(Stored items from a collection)
:::::

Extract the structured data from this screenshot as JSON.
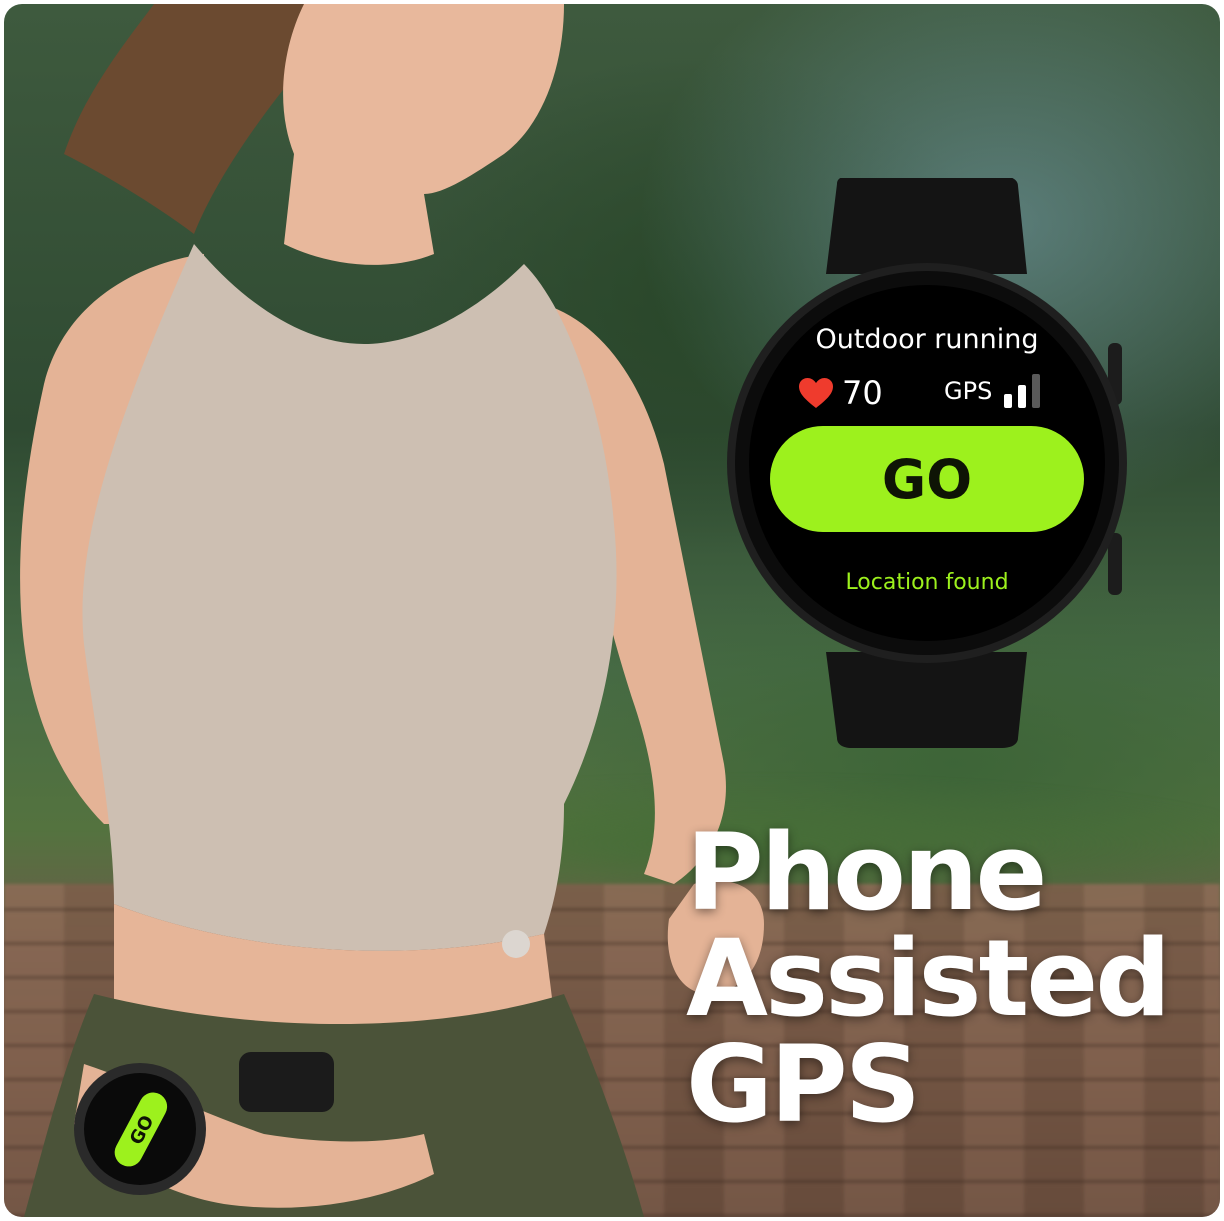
{
  "watch_screen": {
    "title": "Outdoor running",
    "heart_rate": "70",
    "gps_label": "GPS",
    "go_label": "GO",
    "status": "Location found"
  },
  "headline": {
    "line1": "Phone",
    "line2": "Assisted",
    "line3": "GPS"
  },
  "wrist_watch": {
    "go_label": "GO"
  },
  "colors": {
    "accent_green": "#9df11d",
    "heart_red": "#ef3b2d",
    "watch_body": "#151515"
  },
  "icons": [
    "heart-icon",
    "signal-bars-icon"
  ]
}
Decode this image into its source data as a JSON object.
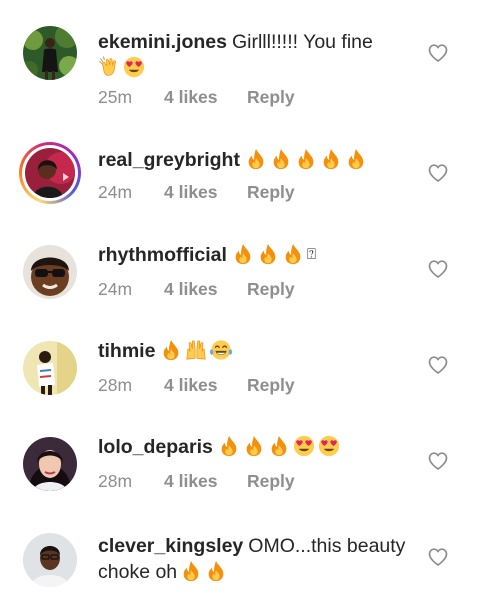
{
  "comments": [
    {
      "username": "ekemini.jones",
      "text": "Girlll!!!!! You fine",
      "line2_emojis": [
        "clapping-hands",
        "heart-eyes"
      ],
      "time": "25m",
      "likes": "4 likes",
      "reply": "Reply"
    },
    {
      "username": "real_greybright",
      "text": "",
      "emojis": [
        "fire",
        "fire",
        "fire",
        "fire",
        "fire"
      ],
      "time": "24m",
      "likes": "4 likes",
      "reply": "Reply"
    },
    {
      "username": "rhythmofficial",
      "text": "",
      "emojis": [
        "fire",
        "fire",
        "fire"
      ],
      "trailing_glyph": "⍰",
      "time": "24m",
      "likes": "4 likes",
      "reply": "Reply"
    },
    {
      "username": "tihmie",
      "text": "",
      "emojis": [
        "fire",
        "raised-hands",
        "tears-of-joy"
      ],
      "time": "28m",
      "likes": "4 likes",
      "reply": "Reply"
    },
    {
      "username": "lolo_deparis",
      "text": "",
      "emojis": [
        "fire",
        "fire",
        "fire",
        "heart-eyes",
        "heart-eyes"
      ],
      "time": "28m",
      "likes": "4 likes",
      "reply": "Reply"
    },
    {
      "username": "clever_kingsley",
      "text": "OMO...this beauty choke oh",
      "emojis": [
        "fire",
        "fire"
      ]
    }
  ],
  "colors": {
    "username": "#262626",
    "meta": "#8e8e8e",
    "heart_outline": "#8e8e8e"
  }
}
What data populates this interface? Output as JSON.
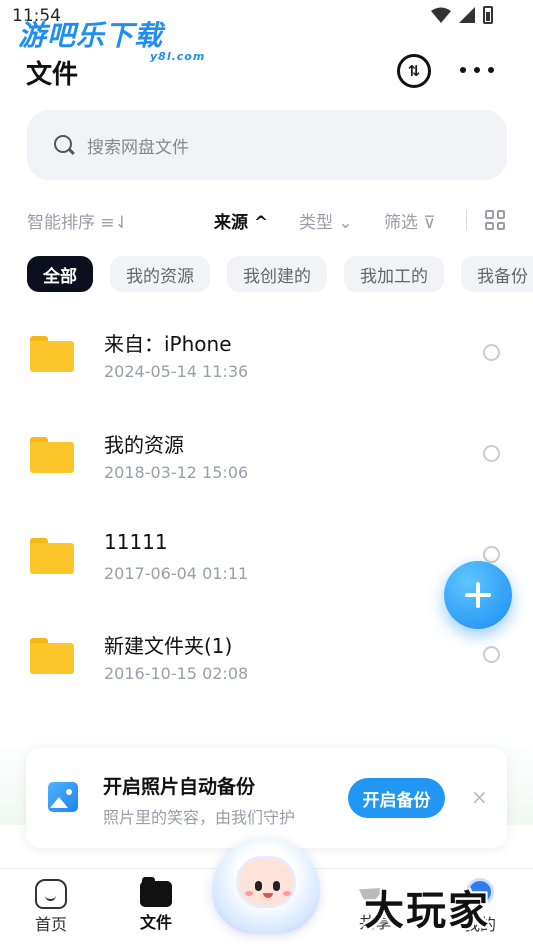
{
  "status": {
    "time": "11:54"
  },
  "watermark_top": {
    "main": "游吧乐下载",
    "sub": "y8l.com"
  },
  "header": {
    "title": "文件",
    "transfer_symbol": "⇅"
  },
  "search": {
    "placeholder": "搜索网盘文件"
  },
  "sort_bar": {
    "smart_sort": "智能排序 ≡⇃",
    "source": "来源 ^",
    "type": "类型 ⌄",
    "filter": "筛选 ⊽"
  },
  "chips": [
    "全部",
    "我的资源",
    "我创建的",
    "我加工的",
    "我备份"
  ],
  "files": [
    {
      "name": "来自：iPhone",
      "date": "2024-05-14  11:36"
    },
    {
      "name": "我的资源",
      "date": "2018-03-12  15:06"
    },
    {
      "name": "11111",
      "date": "2017-06-04  01:11"
    },
    {
      "name": "新建文件夹(1)",
      "date": "2016-10-15  02:08"
    }
  ],
  "banner": {
    "title": "开启照片自动备份",
    "subtitle": "照片里的笑容，由我们守护",
    "button": "开启备份",
    "close": "×"
  },
  "bottom_nav": {
    "home": "首页",
    "files": "文件",
    "share": "共享",
    "me": "我的"
  },
  "watermark_bottom": "大玩家",
  "colors": {
    "accent": "#2196f3",
    "chip_active_bg": "#0b0f1e",
    "folder": "#fcc62b",
    "muted_text": "#9a9ea8"
  }
}
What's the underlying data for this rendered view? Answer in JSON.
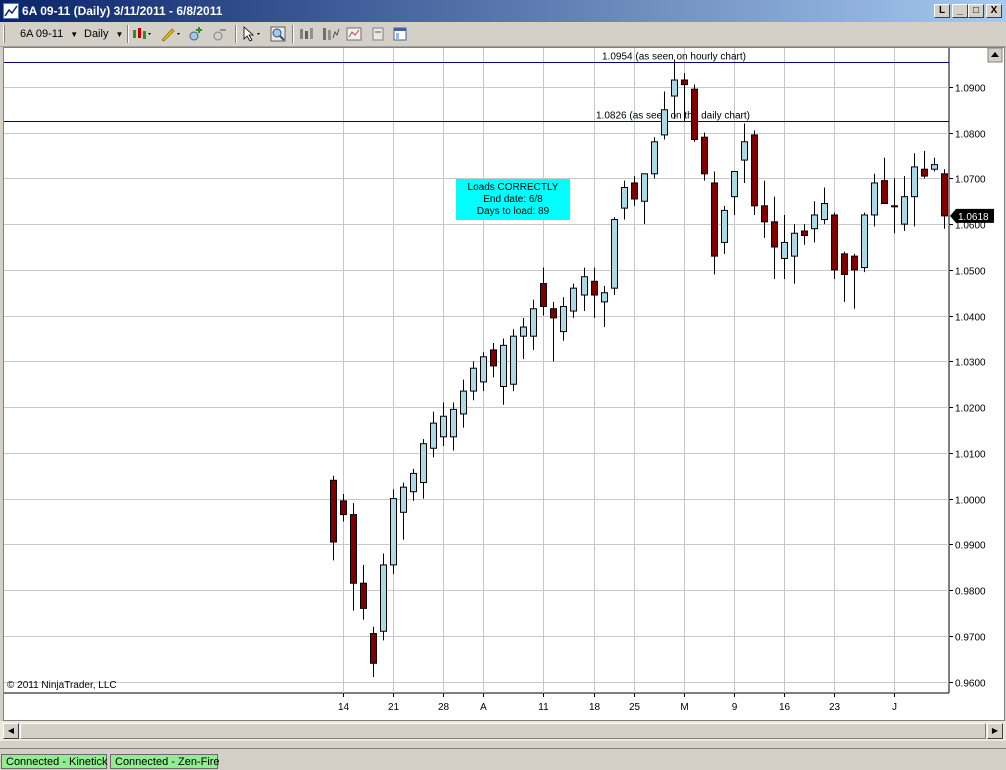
{
  "window": {
    "title": "6A 09-11 (Daily)  3/11/2011 - 6/8/2011",
    "controls": [
      "L",
      "_",
      "□",
      "X"
    ]
  },
  "toolbar": {
    "instrument": "6A 09-11",
    "period": "Daily",
    "icons": [
      "candlestick-style-icon",
      "pencil-draw-icon",
      "zoom-in-icon",
      "zoom-out-icon",
      "cursor-pointer-icon",
      "magnify-icon",
      "bar-data-icon",
      "indicators-icon",
      "strategy-icon",
      "properties-icon",
      "panel-icon"
    ]
  },
  "statusbar": {
    "items": [
      "Connected - Kinetick",
      "Connected - Zen-Fire"
    ]
  },
  "chart_data": {
    "type": "candlestick",
    "copyright": "© 2011 NinjaTrader, LLC",
    "current_price_label": "1.0618",
    "ylim": [
      0.9575,
      1.0985
    ],
    "y_ticks": [
      "1.0900",
      "1.0800",
      "1.0700",
      "1.0600",
      "1.0500",
      "1.0400",
      "1.0300",
      "1.0200",
      "1.0100",
      "1.0000",
      "0.9900",
      "0.9800",
      "0.9700",
      "0.9600"
    ],
    "x_ticks": [
      {
        "label": "14",
        "index": 1
      },
      {
        "label": "21",
        "index": 6
      },
      {
        "label": "28",
        "index": 11
      },
      {
        "label": "A",
        "index": 15
      },
      {
        "label": "11",
        "index": 21
      },
      {
        "label": "18",
        "index": 26
      },
      {
        "label": "25",
        "index": 30
      },
      {
        "label": "M",
        "index": 35
      },
      {
        "label": "9",
        "index": 40
      },
      {
        "label": "16",
        "index": 45
      },
      {
        "label": "23",
        "index": 50
      },
      {
        "label": "J",
        "index": 56
      }
    ],
    "hlines": [
      {
        "value": 1.0954,
        "label": "1.0954 (as seen on hourly chart)"
      },
      {
        "value": 1.0826,
        "label": "1.0826 (as seen on the daily chart)"
      }
    ],
    "annotation": {
      "lines": [
        "Loads CORRECTLY",
        "End date: 6/8",
        "Days to load: 89"
      ],
      "background": "#00ffff"
    },
    "colors": {
      "up": "#add8e6",
      "down": "#800000",
      "grid": "#c8c8c8",
      "hline": "#000080"
    },
    "candles": [
      [
        1.004,
        1.005,
        0.9865,
        0.9905
      ],
      [
        0.9995,
        1.001,
        0.995,
        0.9965
      ],
      [
        0.9965,
        0.999,
        0.9755,
        0.9815
      ],
      [
        0.9815,
        0.9855,
        0.9735,
        0.976
      ],
      [
        0.9705,
        0.972,
        0.961,
        0.964
      ],
      [
        0.971,
        0.988,
        0.969,
        0.9855
      ],
      [
        0.9855,
        1.002,
        0.9835,
        1.0
      ],
      [
        0.997,
        1.0035,
        0.991,
        1.0025
      ],
      [
        1.0015,
        1.0065,
        0.9995,
        1.0055
      ],
      [
        1.0035,
        1.013,
        1.0,
        1.012
      ],
      [
        1.011,
        1.019,
        1.009,
        1.0165
      ],
      [
        1.0135,
        1.021,
        1.0115,
        1.018
      ],
      [
        1.0135,
        1.021,
        1.0105,
        1.0195
      ],
      [
        1.0185,
        1.026,
        1.0155,
        1.0235
      ],
      [
        1.0235,
        1.03,
        1.0215,
        1.0285
      ],
      [
        1.0255,
        1.032,
        1.0235,
        1.031
      ],
      [
        1.0325,
        1.034,
        1.0265,
        1.029
      ],
      [
        1.0245,
        1.035,
        1.0205,
        1.0335
      ],
      [
        1.025,
        1.037,
        1.0235,
        1.0355
      ],
      [
        1.0355,
        1.0395,
        1.0305,
        1.0375
      ],
      [
        1.0355,
        1.0435,
        1.0325,
        1.0415
      ],
      [
        1.047,
        1.0505,
        1.04,
        1.042
      ],
      [
        1.0415,
        1.043,
        1.03,
        1.0395
      ],
      [
        1.0365,
        1.044,
        1.0345,
        1.042
      ],
      [
        1.041,
        1.047,
        1.0395,
        1.046
      ],
      [
        1.0445,
        1.0505,
        1.041,
        1.0485
      ],
      [
        1.0475,
        1.0505,
        1.0395,
        1.0445
      ],
      [
        1.043,
        1.0465,
        1.0375,
        1.045
      ],
      [
        1.046,
        1.0615,
        1.0445,
        1.061
      ],
      [
        1.0635,
        1.0695,
        1.061,
        1.068
      ],
      [
        1.069,
        1.0705,
        1.064,
        1.0655
      ],
      [
        1.065,
        1.071,
        1.06,
        1.071
      ],
      [
        1.071,
        1.079,
        1.07,
        1.078
      ],
      [
        1.0795,
        1.089,
        1.0785,
        1.085
      ],
      [
        1.088,
        1.096,
        1.083,
        1.0915
      ],
      [
        1.0915,
        1.093,
        1.0825,
        1.0905
      ],
      [
        1.0895,
        1.0905,
        1.078,
        1.0785
      ],
      [
        1.079,
        1.08,
        1.0695,
        1.071
      ],
      [
        1.069,
        1.0715,
        1.049,
        1.053
      ],
      [
        1.056,
        1.064,
        1.0535,
        1.063
      ],
      [
        1.066,
        1.071,
        1.062,
        1.0715
      ],
      [
        1.074,
        1.082,
        1.069,
        1.078
      ],
      [
        1.0795,
        1.0805,
        1.062,
        1.064
      ],
      [
        1.064,
        1.0695,
        1.057,
        1.0605
      ],
      [
        1.0605,
        1.066,
        1.048,
        1.055
      ],
      [
        1.0525,
        1.062,
        1.048,
        1.056
      ],
      [
        1.053,
        1.06,
        1.047,
        1.058
      ],
      [
        1.0585,
        1.06,
        1.0555,
        1.0575
      ],
      [
        1.059,
        1.065,
        1.056,
        1.062
      ],
      [
        1.061,
        1.068,
        1.06,
        1.0645
      ],
      [
        1.062,
        1.0625,
        1.048,
        1.05
      ],
      [
        1.0535,
        1.054,
        1.043,
        1.049
      ],
      [
        1.053,
        1.0535,
        1.0415,
        1.05
      ],
      [
        1.0505,
        1.0625,
        1.0495,
        1.062
      ],
      [
        1.062,
        1.071,
        1.0595,
        1.069
      ],
      [
        1.0695,
        1.0745,
        1.065,
        1.0645
      ],
      [
        1.064,
        1.07,
        1.058,
        1.064
      ],
      [
        1.06,
        1.0705,
        1.0585,
        1.066
      ],
      [
        1.066,
        1.0755,
        1.0595,
        1.0725
      ],
      [
        1.072,
        1.076,
        1.07,
        1.0705
      ],
      [
        1.072,
        1.0745,
        1.0715,
        1.073
      ],
      [
        1.071,
        1.072,
        1.059,
        1.0618
      ]
    ]
  }
}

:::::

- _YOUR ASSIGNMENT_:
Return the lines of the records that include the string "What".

- _REPLY_:
What data populates this interface? Output as JSON.
What's the underlying data for this rendered view? Answer in JSON.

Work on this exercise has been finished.